He'll again travel cross-country to California'paid out of his own pocket, despite living on a limited income'for his second LifeCycle in June. And, he says, he views the annual event as a unique chance to help shatter the stigma still associated with mental illness.
Which do you find more difficult to be open about, being HIV-positive or having bipolar disorder?
Puibello: Being bipolar has a bigger stigma than HIV. Don't get me wrong: HIV does have a stigma associated with it. But it sometimes amazes me that there's so much shame associated with mental illness, especially when you consider that there are about 5.7 million Americans affected by bipolar disorder.
Have you faced any negative reactions about your mental illness?
Puibello: I've never been outwardly discriminated against, but some people just don't get it. But I'm lucky enough to have friends all over the world and a strong support network of people who understand my struggle.
When you participate in rides, you wear your BiPolar Bear jersey identifying you as having bipolar disorder. Why do you draw attention it?
Puibello: To fight the stigma associated with mental illness by being open about my personal experiences and to let other bipolar people know they aren't alone. When people see me with my jersey on, they stop me and tell me that someone they know is also dealing with the disorder or that they are bipolar themselves. I've had some very emotional and heartbreaking talks with people who feel such shame about being bipolar.
Successfully managing one chronic disease is difficult enough, let alone two. How are you doing today?
Puibello: My viral load is undetectable, my T-cell count is almost 1,000, and I've never had more energy. I'm living proof that having HIV, a mental illness, or both doesn't have to put you on life's sidelines.
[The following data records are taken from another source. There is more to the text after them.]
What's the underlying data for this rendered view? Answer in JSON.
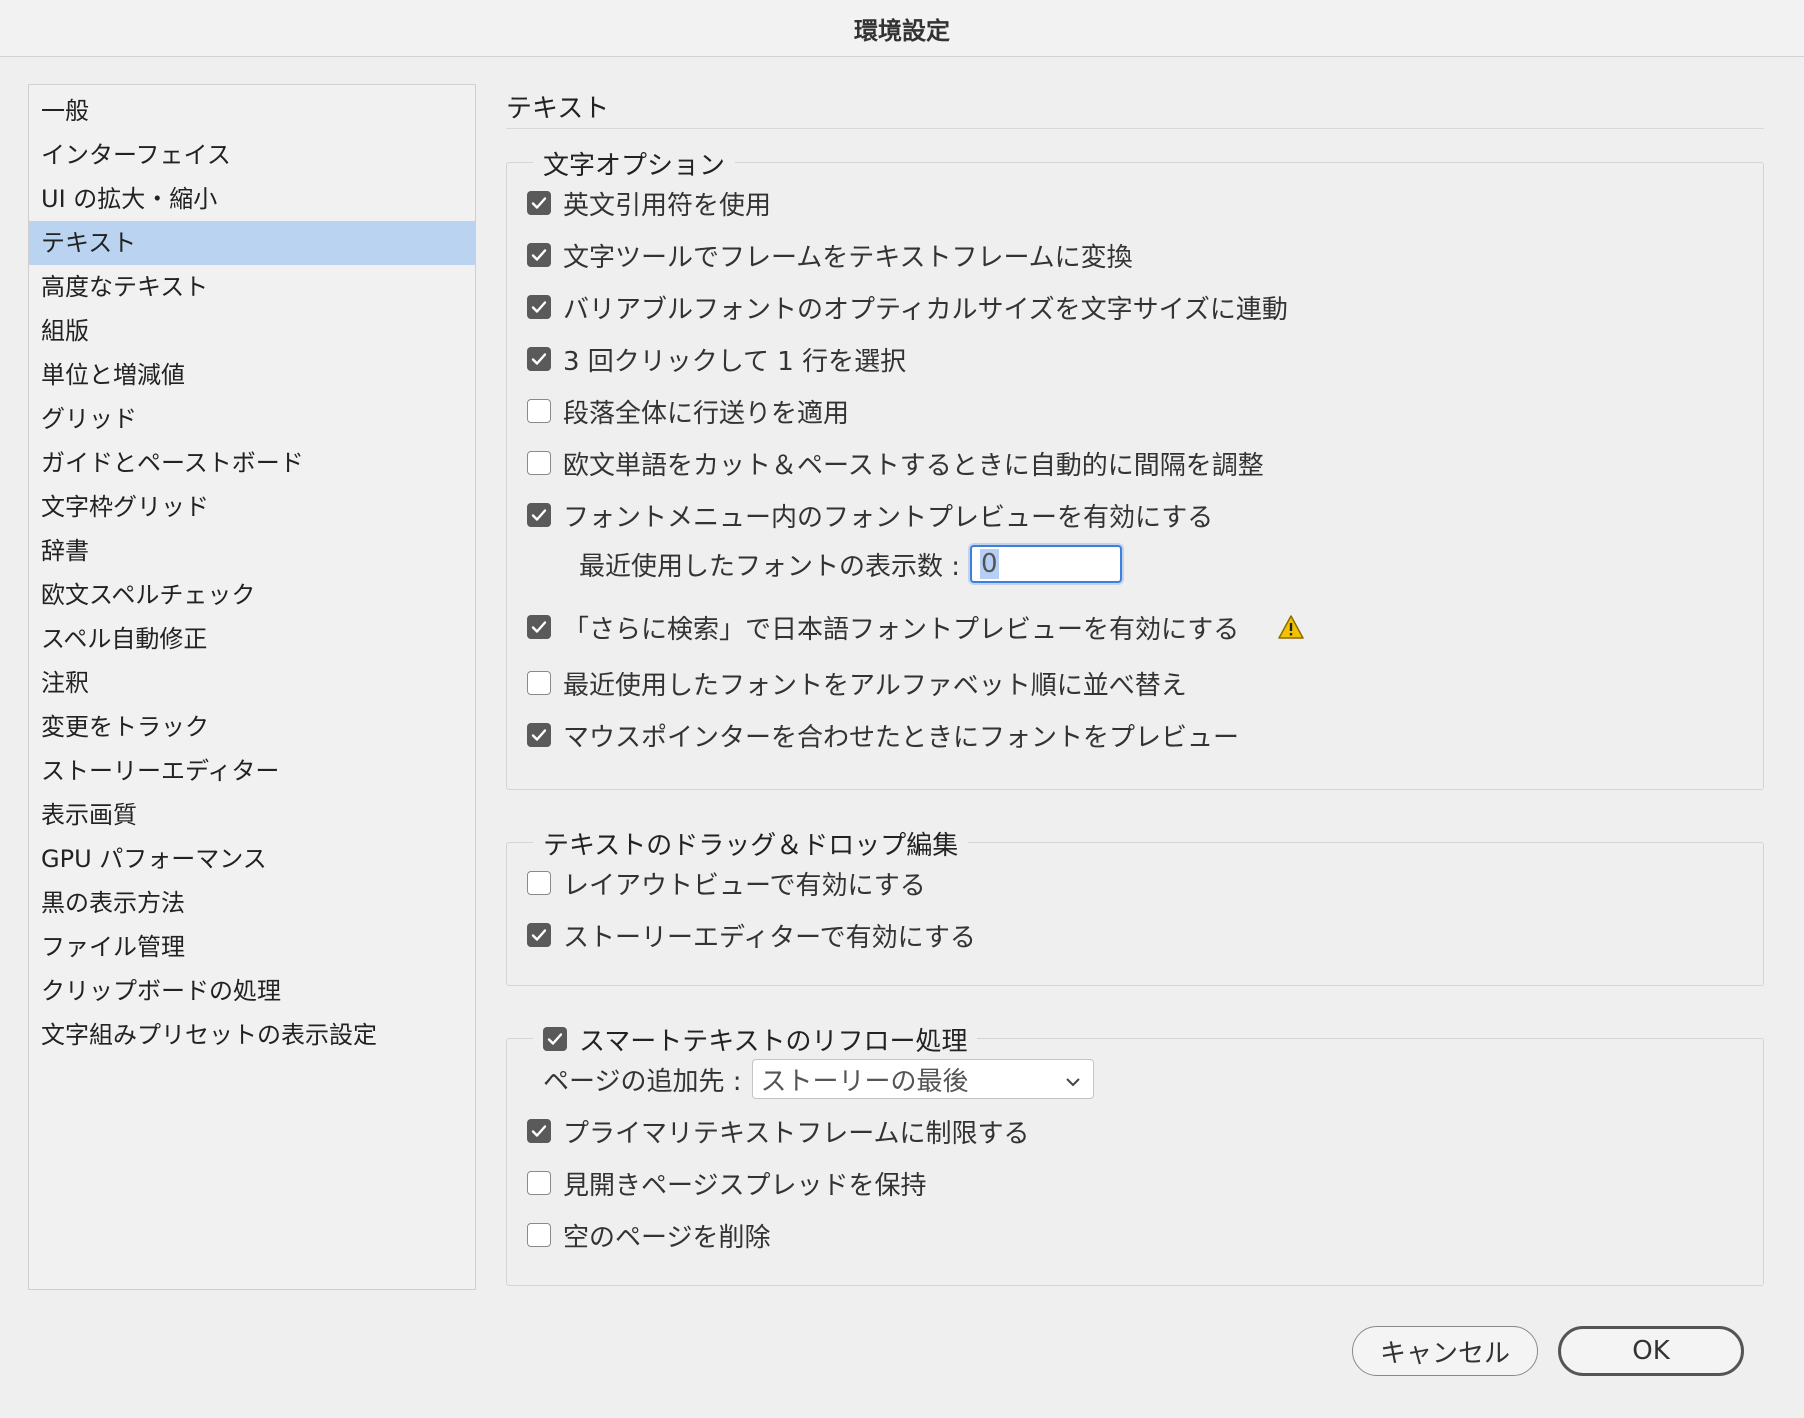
{
  "window": {
    "title": "環境設定"
  },
  "sidebar": {
    "items": [
      {
        "label": "一般"
      },
      {
        "label": "インターフェイス"
      },
      {
        "label": "UI の拡大・縮小"
      },
      {
        "label": "テキスト",
        "selected": true
      },
      {
        "label": "高度なテキスト"
      },
      {
        "label": "組版"
      },
      {
        "label": "単位と増減値"
      },
      {
        "label": "グリッド"
      },
      {
        "label": "ガイドとペーストボード"
      },
      {
        "label": "文字枠グリッド"
      },
      {
        "label": "辞書"
      },
      {
        "label": "欧文スペルチェック"
      },
      {
        "label": "スペル自動修正"
      },
      {
        "label": "注釈"
      },
      {
        "label": "変更をトラック"
      },
      {
        "label": "ストーリーエディター"
      },
      {
        "label": "表示画質"
      },
      {
        "label": "GPU パフォーマンス"
      },
      {
        "label": "黒の表示方法"
      },
      {
        "label": "ファイル管理"
      },
      {
        "label": "クリップボードの処理"
      },
      {
        "label": "文字組みプリセットの表示設定"
      }
    ]
  },
  "panel": {
    "heading": "テキスト",
    "char_options": {
      "legend": "文字オプション",
      "items": [
        {
          "label": "英文引用符を使用",
          "checked": true
        },
        {
          "label": "文字ツールでフレームをテキストフレームに変換",
          "checked": true
        },
        {
          "label": "バリアブルフォントのオプティカルサイズを文字サイズに連動",
          "checked": true
        },
        {
          "label": "3 回クリックして 1 行を選択",
          "checked": true
        },
        {
          "label": "段落全体に行送りを適用",
          "checked": false
        },
        {
          "label": "欧文単語をカット＆ペーストするときに自動的に間隔を調整",
          "checked": false
        },
        {
          "label": "フォントメニュー内のフォントプレビューを有効にする",
          "checked": true
        }
      ],
      "recent_fonts_label": "最近使用したフォントの表示数 :",
      "recent_fonts_value": "0",
      "items2": [
        {
          "label": "「さらに検索」で日本語フォントプレビューを有効にする",
          "checked": true
        },
        {
          "label": "最近使用したフォントをアルファベット順に並べ替え",
          "checked": false
        },
        {
          "label": "マウスポインターを合わせたときにフォントをプレビュー",
          "checked": true
        }
      ],
      "warning_icon": "warning-triangle-icon"
    },
    "drag_drop": {
      "legend": "テキストのドラッグ＆ドロップ編集",
      "items": [
        {
          "label": "レイアウトビューで有効にする",
          "checked": false
        },
        {
          "label": "ストーリーエディターで有効にする",
          "checked": true
        }
      ]
    },
    "smart_reflow": {
      "legend": "スマートテキストのリフロー処理",
      "legend_checked": true,
      "add_pages_label": "ページの追加先 :",
      "add_pages_value": "ストーリーの最後",
      "items": [
        {
          "label": "プライマリテキストフレームに制限する",
          "checked": true
        },
        {
          "label": "見開きページスプレッドを保持",
          "checked": false
        },
        {
          "label": "空のページを削除",
          "checked": false
        }
      ]
    }
  },
  "buttons": {
    "cancel": "キャンセル",
    "ok": "OK"
  },
  "colors": {
    "selection": "#b9d3f0",
    "focus": "#3d7fe0",
    "checkbox_on": "#5a5a5a",
    "warning": "#f2c200"
  }
}
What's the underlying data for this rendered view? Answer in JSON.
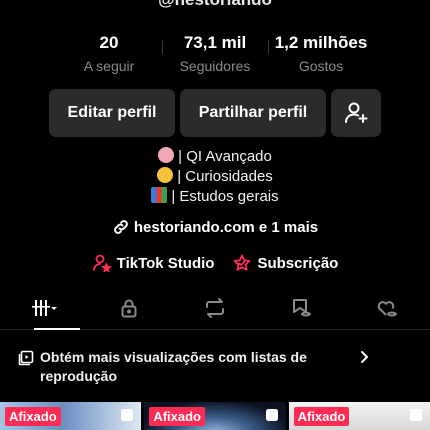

The 545-mile San Francisco to Los Angeles AIDS/LifeCycle ride will be June 1'7. To root on Puibello, sponsor him or another rider, or sign up, please click on the AIDS/LifeCycle link above.